Arizona has recently changed legislation to make the presumption to be joint decision-making (custody) -- both parents jointly make important decisions affecting the children. That's where you start, and then one of the parents can try and rebut that presumption and show why it would be in the best interests of the children for there to be a different decision-making arrangement. When there is joint decision-making, the parenting time schedule can be equal, but it doesn't have to be.
In our adversarial system (and here I'm speaking only of Arizona), the children do not EVER get to choose where they want to live. The wishes of the children are important, and the older the children are, the greater weight their wishes will carry. The wishes of a 12 year old will carry greater weight than the wishes of a 5 year old. But ultimately, if the parents don't agree, the judge makes the decision. Agreement between the parents is best, of course. The biggest difficulty for children in a divorce is the conflict they see between their parents. Parents going through a divorce should
attempt to minimize conflict as much as possible.
When you have been doing this as long as I have, you see similar fact patterns come up. Very often I represent the father, and the mother will often believe they should be the primary parent. Why? Because they are the mother. That's it, that's the sole reason. We litigate the case because mother will not concede that father should be as active and involved in raising the children. And until recently, the judiciary had bought into that belief -- this notion that children are better off with their mothers.
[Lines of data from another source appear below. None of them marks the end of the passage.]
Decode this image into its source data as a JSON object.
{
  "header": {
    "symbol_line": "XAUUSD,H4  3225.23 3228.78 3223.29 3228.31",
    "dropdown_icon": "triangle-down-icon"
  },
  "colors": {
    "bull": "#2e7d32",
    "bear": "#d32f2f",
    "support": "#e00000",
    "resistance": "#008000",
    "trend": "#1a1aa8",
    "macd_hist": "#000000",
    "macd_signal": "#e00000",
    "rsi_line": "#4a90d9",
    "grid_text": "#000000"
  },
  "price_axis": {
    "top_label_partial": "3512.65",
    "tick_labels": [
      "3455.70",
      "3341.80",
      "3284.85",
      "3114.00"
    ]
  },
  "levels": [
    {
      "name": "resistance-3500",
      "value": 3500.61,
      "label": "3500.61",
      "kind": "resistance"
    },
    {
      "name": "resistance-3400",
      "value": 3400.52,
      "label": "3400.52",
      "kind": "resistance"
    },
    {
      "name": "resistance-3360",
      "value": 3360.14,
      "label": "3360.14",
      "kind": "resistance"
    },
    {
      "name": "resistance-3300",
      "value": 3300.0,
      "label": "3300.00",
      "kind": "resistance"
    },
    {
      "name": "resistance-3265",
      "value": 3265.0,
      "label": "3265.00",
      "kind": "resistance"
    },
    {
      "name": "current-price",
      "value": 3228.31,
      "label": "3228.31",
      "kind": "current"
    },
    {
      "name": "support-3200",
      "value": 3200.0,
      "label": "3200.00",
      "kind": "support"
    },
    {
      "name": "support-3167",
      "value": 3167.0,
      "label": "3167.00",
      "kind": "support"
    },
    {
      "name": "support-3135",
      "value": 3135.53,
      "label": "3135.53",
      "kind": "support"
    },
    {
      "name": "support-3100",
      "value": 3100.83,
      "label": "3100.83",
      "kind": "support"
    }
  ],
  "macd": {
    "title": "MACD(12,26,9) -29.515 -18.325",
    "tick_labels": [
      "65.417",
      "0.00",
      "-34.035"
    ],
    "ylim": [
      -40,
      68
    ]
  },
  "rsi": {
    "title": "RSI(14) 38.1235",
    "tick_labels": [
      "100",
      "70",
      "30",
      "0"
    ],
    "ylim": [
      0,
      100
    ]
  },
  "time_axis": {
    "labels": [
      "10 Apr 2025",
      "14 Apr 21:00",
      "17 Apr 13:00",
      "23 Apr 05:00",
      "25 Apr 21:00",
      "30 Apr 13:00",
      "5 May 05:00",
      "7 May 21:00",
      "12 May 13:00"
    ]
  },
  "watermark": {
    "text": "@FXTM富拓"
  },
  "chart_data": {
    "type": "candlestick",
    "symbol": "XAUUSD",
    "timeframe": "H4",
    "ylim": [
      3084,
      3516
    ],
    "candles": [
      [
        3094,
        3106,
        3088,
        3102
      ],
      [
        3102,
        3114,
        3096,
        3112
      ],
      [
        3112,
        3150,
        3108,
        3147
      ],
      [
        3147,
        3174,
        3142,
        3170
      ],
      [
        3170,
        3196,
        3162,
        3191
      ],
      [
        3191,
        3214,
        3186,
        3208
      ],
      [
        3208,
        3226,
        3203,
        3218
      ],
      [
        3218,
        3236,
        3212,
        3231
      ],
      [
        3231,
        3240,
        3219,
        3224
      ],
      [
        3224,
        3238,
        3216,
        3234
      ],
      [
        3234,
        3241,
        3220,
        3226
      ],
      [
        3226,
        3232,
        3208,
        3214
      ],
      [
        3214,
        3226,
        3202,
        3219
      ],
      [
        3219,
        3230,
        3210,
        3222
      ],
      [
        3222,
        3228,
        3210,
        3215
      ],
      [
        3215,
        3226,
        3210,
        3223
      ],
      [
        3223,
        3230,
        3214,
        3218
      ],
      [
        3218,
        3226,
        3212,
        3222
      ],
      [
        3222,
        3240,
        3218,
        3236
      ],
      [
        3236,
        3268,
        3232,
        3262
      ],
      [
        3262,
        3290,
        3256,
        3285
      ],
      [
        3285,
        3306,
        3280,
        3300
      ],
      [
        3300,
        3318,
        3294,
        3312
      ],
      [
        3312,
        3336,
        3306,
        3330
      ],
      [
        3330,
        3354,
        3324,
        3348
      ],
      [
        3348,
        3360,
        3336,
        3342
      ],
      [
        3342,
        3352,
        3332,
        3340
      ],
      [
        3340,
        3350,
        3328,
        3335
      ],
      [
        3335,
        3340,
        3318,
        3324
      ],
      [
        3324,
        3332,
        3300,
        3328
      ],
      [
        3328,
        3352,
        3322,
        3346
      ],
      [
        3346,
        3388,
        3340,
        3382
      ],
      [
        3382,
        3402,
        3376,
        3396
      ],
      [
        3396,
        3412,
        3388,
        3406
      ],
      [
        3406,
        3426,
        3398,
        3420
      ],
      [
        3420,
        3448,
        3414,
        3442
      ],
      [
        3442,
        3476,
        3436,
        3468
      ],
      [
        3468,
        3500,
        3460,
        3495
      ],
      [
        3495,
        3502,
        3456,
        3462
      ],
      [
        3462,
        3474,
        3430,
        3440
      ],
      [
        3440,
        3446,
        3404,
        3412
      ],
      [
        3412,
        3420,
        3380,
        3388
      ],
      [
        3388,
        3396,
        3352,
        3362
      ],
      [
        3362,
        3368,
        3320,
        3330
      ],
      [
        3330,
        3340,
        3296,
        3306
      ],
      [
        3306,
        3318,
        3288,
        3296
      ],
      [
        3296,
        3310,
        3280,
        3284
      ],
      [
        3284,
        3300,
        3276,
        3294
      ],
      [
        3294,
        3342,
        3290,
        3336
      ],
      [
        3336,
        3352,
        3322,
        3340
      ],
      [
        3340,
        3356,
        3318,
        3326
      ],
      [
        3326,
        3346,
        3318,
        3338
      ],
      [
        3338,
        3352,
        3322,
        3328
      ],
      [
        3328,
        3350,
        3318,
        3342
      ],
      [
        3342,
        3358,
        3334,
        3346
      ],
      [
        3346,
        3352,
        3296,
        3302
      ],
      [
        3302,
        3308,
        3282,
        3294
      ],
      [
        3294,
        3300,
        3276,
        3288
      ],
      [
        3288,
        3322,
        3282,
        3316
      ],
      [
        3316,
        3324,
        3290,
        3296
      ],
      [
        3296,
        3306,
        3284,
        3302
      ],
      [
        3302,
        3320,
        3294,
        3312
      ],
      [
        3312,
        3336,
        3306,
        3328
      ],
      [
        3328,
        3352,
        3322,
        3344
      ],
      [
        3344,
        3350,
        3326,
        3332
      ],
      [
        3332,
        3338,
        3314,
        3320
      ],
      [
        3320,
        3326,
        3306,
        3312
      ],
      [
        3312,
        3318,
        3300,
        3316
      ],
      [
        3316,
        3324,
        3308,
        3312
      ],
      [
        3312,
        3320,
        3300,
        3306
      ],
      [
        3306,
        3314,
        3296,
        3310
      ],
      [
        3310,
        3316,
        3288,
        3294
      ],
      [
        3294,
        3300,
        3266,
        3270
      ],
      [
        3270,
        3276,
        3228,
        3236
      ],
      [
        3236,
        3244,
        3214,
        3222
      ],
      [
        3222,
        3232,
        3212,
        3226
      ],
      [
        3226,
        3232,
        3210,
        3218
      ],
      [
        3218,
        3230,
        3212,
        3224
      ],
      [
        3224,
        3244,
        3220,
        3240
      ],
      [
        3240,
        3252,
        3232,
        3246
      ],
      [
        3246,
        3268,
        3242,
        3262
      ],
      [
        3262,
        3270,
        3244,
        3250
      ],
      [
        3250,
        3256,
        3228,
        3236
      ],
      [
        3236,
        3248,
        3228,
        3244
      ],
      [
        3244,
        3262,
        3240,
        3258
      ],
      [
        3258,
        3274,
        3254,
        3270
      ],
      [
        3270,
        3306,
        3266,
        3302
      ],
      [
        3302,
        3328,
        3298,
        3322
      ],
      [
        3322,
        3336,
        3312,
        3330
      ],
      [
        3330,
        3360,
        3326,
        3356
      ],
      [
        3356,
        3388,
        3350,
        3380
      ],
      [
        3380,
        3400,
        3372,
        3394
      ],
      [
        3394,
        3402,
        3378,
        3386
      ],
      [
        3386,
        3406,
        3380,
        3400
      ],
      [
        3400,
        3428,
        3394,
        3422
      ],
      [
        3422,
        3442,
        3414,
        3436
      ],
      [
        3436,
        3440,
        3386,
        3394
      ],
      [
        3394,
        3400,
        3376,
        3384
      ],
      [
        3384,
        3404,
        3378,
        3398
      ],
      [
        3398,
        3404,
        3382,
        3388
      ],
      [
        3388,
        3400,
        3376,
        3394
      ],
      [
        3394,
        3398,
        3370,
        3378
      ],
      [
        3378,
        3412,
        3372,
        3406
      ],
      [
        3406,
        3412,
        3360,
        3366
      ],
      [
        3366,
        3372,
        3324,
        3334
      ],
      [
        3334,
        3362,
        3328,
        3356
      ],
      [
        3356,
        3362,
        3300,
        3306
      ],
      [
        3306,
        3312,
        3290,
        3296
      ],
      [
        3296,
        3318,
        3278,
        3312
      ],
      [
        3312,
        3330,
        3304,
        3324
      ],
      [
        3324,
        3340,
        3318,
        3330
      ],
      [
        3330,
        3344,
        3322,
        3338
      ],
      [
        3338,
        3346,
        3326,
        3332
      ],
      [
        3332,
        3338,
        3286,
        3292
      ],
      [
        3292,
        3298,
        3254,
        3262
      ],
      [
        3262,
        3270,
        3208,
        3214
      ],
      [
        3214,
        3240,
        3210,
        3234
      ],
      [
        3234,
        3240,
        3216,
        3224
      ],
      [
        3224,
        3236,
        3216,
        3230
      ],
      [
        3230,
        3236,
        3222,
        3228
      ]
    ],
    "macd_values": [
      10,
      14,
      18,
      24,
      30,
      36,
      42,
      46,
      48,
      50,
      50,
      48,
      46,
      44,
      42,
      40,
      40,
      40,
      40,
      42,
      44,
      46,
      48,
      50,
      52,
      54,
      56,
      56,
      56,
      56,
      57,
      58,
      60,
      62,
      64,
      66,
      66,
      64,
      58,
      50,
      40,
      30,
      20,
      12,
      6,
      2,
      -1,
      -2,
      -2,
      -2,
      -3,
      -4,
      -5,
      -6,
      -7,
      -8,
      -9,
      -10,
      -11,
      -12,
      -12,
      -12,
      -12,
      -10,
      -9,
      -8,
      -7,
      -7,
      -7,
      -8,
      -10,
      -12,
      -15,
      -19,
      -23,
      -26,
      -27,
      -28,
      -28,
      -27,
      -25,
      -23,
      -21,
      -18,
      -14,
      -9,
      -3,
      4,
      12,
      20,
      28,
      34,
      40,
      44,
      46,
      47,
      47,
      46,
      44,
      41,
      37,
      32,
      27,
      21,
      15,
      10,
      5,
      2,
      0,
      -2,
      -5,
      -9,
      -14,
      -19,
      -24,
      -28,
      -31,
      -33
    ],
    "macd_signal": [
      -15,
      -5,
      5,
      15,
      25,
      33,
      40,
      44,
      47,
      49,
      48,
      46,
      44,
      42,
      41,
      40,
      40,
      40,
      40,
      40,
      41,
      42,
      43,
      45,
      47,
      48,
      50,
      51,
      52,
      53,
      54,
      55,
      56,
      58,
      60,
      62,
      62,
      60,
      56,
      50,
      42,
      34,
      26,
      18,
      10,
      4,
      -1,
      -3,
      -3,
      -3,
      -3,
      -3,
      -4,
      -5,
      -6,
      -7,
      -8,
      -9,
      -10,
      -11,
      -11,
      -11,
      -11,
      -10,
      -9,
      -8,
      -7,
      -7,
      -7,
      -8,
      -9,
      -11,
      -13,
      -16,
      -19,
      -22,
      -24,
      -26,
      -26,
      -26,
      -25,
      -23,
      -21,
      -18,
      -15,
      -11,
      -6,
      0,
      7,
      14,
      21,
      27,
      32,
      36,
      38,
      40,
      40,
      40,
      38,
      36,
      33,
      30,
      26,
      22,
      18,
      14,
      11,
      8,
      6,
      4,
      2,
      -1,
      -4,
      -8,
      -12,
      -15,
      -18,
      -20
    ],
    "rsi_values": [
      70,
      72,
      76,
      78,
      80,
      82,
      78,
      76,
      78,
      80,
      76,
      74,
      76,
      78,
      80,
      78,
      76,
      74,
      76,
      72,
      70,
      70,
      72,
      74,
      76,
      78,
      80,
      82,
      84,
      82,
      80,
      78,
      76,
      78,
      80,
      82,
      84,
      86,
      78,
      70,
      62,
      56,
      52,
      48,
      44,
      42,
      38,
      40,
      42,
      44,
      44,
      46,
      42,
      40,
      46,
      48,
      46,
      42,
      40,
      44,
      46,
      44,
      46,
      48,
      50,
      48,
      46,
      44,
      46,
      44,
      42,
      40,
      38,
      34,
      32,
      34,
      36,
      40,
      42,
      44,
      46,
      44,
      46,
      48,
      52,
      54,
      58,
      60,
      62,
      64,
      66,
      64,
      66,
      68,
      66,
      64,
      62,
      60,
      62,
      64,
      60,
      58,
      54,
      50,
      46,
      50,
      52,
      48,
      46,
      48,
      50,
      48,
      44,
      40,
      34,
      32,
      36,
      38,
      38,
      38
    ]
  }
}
Well, the truth is that sometimes they are, but sometimes they are not, and very often the children are best off with both parents, equally. Each family and situation is different.